Traditionally, batting second has been viewed as a challenging task in cricket. The pressure of maintaining the required rate with keeping wickets in hand always goes on in the batsman's mind.
Runs on the board are guarded by lethal, attacking bowlers make the job more daunting. Chasing requires a sound understanding of the situation, such as when to adopt a cautious approach and when to switch gears.
The approach is of a team is vital, as it decides the fate of their innings. While chasing a high total, the batsmen, especially the openers are expected to come out all guns blazing and make the most of the powerplay overs.
In tricky, medium score matches, the onus is on the middle order to keep the scoreboard ticking while keeping the wickets in hand.
Close chases are as good as a roller coaster ride, with the fans' heartbeats increasing with every ball and over, let alone the players. As a result, we have seen many players, including several batting prodigies, falter under the pressure of a mammoth score over the years.
Nevertheless, there have been instances where new, inexperienced batsmen have thrived under pressure and held their nerve to take their team across the line.
In the previous decade, players like MS Dhoni, Virat Kohli, AB de Villiers, Michael Hussey have mastered the art of chasing, by seizing the opportunities with a cool head and adapting themselves to the situation.
We take a look at the best knocks by Indian batsmen in successful chases, some of which enabled India to clinch prestigious ICC titles
6. MS Dhoni 183* vs Sri Lanka, 2005
Played at The Sawai Man Singh Stadium, this was the third ODI Match of the seven-match bilateral series between the two sides. Sri Lanka came into the game trailing 0-2 and looked to change their fortunes.
Legendary wicketkeeper Kumar Sangakkara smashed a scintillating 138*, followed by a knock of 71 by his veteran partner Mahela Jayawardene, as Sri Lanka raced to 298/4 in their 50 overs. A target of 299 was never easy to chase and losing the wicket of Sachin Tendulkar in the first over only made things worse for India.
However, what followed was an exhibition of sheer class and power-hitting, as an in-form, Mahendra Singh Dhoni smashed the Sri Lankan bowlers to all the parts of the ground. Dhoni exercised equal control over pace and spin and brought up his hundred in just 85 balls.
He added another 83 runs of just 60 balls, en route the highest score by a wicketkeeper in ODIs, beating Adam Gilchrist's 172.

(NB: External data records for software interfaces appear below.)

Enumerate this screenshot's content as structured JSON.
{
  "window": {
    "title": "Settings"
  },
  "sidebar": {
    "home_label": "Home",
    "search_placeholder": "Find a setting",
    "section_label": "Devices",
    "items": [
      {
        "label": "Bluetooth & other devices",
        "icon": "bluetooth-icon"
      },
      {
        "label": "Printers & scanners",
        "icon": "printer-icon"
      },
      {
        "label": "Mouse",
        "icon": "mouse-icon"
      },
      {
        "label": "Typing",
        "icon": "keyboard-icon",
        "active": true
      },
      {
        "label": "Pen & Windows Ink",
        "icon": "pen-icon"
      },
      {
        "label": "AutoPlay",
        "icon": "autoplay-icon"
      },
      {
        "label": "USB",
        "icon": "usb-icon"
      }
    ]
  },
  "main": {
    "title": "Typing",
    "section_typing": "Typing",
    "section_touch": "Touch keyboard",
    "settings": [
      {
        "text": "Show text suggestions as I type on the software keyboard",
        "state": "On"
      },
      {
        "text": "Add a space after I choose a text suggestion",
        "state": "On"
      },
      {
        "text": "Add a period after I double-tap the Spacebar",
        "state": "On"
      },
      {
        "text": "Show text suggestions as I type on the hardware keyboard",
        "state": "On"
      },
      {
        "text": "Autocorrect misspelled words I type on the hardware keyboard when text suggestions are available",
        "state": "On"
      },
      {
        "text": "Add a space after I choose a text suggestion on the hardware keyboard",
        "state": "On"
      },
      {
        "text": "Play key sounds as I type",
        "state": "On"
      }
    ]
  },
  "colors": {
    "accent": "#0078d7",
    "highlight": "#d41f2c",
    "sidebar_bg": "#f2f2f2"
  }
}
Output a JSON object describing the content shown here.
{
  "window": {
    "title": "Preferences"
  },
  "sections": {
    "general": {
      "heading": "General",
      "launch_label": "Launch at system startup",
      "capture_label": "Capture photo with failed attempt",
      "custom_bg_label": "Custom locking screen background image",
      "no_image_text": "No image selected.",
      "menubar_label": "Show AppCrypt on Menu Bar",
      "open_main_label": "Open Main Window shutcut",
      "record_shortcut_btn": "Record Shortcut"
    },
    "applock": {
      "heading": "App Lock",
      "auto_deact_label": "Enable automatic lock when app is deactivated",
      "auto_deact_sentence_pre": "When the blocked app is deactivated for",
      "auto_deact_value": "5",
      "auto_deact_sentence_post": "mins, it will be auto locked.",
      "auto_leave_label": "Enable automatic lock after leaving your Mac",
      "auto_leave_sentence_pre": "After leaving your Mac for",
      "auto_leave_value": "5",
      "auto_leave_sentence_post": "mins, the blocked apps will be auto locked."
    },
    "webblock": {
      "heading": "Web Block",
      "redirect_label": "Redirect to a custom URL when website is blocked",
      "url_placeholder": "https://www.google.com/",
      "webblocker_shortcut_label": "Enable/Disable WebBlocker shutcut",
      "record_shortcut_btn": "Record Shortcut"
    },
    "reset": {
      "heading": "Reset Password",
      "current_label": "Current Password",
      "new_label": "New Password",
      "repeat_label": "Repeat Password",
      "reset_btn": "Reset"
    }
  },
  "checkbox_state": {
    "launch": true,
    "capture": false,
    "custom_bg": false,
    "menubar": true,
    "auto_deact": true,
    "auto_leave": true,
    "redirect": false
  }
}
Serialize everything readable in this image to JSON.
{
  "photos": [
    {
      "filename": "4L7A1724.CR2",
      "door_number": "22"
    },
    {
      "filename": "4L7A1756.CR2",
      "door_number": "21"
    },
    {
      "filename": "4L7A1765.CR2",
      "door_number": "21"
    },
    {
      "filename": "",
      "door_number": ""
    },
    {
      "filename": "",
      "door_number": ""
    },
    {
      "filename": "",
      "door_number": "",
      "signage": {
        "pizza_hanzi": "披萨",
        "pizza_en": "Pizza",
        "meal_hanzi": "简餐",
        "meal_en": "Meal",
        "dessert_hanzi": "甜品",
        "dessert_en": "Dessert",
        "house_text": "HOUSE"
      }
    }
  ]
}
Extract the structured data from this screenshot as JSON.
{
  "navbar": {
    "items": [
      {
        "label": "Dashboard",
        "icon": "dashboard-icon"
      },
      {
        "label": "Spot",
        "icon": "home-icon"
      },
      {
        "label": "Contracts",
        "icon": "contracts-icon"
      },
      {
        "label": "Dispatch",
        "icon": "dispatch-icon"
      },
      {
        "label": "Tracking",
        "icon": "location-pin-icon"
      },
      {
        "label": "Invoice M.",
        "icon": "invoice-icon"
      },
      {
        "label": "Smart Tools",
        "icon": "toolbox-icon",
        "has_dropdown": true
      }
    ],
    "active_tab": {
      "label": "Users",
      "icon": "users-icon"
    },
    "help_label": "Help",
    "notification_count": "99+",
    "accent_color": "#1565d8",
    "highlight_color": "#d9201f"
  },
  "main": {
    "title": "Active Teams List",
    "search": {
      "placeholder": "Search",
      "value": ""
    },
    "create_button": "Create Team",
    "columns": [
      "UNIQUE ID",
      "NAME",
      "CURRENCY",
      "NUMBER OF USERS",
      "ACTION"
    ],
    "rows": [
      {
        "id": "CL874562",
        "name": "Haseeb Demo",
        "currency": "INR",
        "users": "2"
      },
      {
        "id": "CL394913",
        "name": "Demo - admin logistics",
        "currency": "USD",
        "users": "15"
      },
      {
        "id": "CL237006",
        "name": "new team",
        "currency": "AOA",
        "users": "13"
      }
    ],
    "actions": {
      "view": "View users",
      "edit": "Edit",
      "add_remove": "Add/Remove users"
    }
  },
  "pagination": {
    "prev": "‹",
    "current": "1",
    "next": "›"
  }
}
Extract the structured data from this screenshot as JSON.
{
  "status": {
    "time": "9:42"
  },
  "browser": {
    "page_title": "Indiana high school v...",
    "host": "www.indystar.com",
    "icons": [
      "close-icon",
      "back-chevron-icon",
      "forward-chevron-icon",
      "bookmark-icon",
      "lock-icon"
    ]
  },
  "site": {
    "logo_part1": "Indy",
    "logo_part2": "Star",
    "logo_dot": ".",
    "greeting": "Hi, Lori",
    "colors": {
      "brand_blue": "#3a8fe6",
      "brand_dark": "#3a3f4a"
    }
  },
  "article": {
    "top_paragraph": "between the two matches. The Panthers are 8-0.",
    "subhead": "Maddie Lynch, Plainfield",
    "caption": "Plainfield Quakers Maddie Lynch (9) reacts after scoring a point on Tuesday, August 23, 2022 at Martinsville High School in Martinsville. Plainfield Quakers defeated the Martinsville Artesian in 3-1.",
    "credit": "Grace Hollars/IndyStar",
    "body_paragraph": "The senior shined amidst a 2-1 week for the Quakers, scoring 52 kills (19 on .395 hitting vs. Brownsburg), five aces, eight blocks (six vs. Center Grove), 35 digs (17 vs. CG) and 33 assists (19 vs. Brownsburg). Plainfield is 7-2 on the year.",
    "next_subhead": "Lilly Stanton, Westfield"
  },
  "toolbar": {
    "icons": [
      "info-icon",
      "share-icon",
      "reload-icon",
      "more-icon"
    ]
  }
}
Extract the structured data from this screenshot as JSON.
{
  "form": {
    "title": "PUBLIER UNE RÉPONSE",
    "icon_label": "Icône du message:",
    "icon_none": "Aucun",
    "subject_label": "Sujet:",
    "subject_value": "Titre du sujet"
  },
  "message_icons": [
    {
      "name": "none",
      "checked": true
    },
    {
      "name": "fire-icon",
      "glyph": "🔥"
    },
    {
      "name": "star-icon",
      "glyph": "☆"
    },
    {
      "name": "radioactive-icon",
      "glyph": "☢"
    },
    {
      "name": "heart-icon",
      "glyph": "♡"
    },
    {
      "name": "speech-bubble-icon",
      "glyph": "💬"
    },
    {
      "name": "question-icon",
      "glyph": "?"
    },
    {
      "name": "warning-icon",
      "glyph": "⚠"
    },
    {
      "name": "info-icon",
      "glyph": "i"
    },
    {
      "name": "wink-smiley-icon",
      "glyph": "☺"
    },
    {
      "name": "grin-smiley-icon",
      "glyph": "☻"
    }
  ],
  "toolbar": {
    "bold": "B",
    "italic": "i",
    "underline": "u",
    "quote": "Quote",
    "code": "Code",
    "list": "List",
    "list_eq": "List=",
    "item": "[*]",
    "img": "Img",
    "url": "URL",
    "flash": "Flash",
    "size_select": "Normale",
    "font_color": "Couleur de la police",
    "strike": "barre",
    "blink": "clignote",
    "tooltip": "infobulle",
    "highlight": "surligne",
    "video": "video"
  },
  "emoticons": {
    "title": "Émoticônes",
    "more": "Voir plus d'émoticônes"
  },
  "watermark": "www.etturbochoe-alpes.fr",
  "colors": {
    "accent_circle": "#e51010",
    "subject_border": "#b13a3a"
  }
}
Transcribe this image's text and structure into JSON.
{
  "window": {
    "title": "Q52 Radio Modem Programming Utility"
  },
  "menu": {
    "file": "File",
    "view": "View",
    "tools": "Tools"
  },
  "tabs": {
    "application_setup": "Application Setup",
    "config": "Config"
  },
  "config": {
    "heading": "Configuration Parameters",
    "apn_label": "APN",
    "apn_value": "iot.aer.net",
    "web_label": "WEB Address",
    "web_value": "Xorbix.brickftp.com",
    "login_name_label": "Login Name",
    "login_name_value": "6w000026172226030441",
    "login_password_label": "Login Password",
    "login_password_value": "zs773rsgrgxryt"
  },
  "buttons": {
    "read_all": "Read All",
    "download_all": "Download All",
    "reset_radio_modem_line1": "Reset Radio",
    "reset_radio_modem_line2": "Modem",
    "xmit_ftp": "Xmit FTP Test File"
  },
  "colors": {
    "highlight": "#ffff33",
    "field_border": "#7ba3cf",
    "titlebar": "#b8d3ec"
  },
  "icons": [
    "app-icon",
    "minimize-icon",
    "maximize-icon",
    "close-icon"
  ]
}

MS Dhoni hit 15 fours and 10 sixes in his knock of 183* off 145 balls, which till date remains the highest score by an Indian while chasing and the second highest globally.